Why rivers, as opposed to oceans or some other body of water?
I grew up with them in New Zealand, in the southern islands, where there were several wild rivers. Now they’ve all been dammed for hydroelectricity, but when I was kid there were still some wild rivers. My family and I spent a lot of time near the Waimakariri, one of our grand, wild rivers which changed its course from one year to the next. Tracing those changes and watching it make them was totally fascinating, as was its sound. There was also a little hut across a small grassland near a tributary of the Waimakariri, where my brother and I used to sleep at night, and I would go to sleep listening to the sound of the river. I would listen out for kiwis in the bush, but at the same time I’d listen to the river, and it’s just embedded in my sensibility. I love the ocean, but rivers are very intimate.
You just had a world premiere in Jerusalem, could you talk about that a bit for those of us who couldn’t be there?
Yes, “Water and Memory.” That was commissioned for a group called the Holon Scratch Orchestra, along the lines of Cardew’s Scratch Orchestra, a group of non-professional musicians, or maybe even people who don’t think of themselves as musicians.

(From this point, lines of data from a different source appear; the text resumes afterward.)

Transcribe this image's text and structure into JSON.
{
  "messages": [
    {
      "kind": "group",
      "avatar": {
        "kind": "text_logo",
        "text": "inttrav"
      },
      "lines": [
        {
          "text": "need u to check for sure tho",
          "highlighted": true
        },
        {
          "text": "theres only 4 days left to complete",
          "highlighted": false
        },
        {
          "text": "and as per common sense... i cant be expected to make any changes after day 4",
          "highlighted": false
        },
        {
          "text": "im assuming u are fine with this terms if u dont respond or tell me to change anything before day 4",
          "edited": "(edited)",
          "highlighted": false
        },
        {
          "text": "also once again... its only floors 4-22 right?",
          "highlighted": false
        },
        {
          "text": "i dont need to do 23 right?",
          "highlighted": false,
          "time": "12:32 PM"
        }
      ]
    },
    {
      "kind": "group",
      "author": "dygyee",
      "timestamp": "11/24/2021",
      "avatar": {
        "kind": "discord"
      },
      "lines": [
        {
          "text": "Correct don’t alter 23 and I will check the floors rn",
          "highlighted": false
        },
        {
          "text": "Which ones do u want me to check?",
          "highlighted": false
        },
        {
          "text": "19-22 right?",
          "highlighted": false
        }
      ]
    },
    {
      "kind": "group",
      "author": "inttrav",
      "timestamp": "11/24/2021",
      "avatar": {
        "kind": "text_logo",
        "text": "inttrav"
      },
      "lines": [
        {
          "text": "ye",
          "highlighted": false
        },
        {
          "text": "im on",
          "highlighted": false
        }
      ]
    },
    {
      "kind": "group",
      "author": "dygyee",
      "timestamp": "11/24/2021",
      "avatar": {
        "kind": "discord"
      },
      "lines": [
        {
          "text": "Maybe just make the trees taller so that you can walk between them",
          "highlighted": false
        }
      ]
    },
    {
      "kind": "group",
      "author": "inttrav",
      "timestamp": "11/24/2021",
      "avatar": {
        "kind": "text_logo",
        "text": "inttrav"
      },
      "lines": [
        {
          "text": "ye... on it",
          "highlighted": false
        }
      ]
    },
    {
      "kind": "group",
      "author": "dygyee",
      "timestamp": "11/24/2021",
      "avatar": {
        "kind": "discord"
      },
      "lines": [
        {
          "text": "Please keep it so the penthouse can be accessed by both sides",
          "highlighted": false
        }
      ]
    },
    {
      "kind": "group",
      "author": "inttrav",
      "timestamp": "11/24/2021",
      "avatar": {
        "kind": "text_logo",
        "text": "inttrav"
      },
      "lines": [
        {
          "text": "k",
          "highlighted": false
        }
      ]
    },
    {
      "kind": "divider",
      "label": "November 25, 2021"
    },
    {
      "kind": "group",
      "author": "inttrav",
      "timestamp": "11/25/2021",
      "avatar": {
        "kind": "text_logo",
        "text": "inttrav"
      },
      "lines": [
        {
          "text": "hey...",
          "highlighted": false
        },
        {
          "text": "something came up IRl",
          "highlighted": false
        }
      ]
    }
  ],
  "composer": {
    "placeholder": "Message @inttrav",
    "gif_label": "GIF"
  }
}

In this case the group turned out to be about a dozen women between the ages of 65 and 82. I’m 77, so it was pretty neat, working with my own age group. I knew that they didn’t have trained voices, so I figured that humming might be something that would be relaxing and wouldn’t put any of them on the spot. It’s such a wonderful sound, a group of people humming, right? And the piece involved a continuo of humming when you walk into the space where it’s being done. They’re already humming, and they form a circle around the audience. The humming evolves into a free performance, within time limits, of words for water, for ocean, for waves, from Hindi, Thai, Hungarian, and Hebrew. They would create waves using these words, and three of them were asked to recount strong memories associated with water. They were just wonderful! The whole community showed up. The last person who recounted a memory asked the audience to join in the humming, and everybody dived in, the whole audience hummed, and it was the greatest sound.
I try to ask every female composer this final question: Do you have any anecdotes or advice for women navigating the sexism in the contemporary music scene?
It’s probably not a bad idea to do what I did for many, many years, which is just to say yes to everything. Any opportunity, any request, any suggestion, any collaboration that came by that I could wrap my mind around, I said yes to, and I kept that up for years. I was never too concerned with forming my own voice. I was always more interested in what I could find that was really a new experience. Just saying yes to everything takes you there.
The other thing is to take risks. Whether it’s diving into working with a medium you have no experience with, or working in a context within which you have no experience, if you think it will pull you out of your comfort zone—that’s a good one. Go out of your comfort zone. Because you won’t die, but it is wonderfully liberating to the mind. ¶